- _RECORDS FOR THE EXERCISE_
===

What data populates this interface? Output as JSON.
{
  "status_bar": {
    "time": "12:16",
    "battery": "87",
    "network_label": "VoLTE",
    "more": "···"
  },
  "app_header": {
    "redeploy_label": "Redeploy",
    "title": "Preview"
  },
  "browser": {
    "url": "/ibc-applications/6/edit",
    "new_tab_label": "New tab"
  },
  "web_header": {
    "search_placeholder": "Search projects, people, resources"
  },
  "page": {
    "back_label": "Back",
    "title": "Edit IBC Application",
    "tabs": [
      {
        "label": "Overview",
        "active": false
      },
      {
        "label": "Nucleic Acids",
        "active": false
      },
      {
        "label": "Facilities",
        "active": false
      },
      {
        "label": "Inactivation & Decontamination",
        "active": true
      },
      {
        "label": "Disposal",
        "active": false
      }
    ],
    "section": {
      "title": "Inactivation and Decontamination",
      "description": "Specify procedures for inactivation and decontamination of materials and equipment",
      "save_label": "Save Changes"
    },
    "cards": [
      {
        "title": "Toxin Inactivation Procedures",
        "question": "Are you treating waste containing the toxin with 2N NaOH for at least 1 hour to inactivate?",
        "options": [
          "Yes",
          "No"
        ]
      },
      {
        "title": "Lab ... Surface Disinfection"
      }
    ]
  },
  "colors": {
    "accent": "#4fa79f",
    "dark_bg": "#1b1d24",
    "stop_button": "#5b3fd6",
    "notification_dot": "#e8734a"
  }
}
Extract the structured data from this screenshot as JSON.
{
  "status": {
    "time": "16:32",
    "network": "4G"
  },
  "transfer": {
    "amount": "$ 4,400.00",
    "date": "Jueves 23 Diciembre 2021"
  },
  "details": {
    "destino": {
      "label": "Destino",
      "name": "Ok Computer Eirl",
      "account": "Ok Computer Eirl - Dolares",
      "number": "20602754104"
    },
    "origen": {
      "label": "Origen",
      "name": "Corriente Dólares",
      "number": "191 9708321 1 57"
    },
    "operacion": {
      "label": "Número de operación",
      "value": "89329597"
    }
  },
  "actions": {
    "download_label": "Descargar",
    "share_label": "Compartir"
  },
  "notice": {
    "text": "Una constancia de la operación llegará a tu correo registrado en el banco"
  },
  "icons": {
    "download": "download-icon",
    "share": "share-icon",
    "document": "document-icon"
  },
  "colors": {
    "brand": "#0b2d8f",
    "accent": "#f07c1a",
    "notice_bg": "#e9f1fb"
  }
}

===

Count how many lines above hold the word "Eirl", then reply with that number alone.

- _YOUR RESPONSE_
2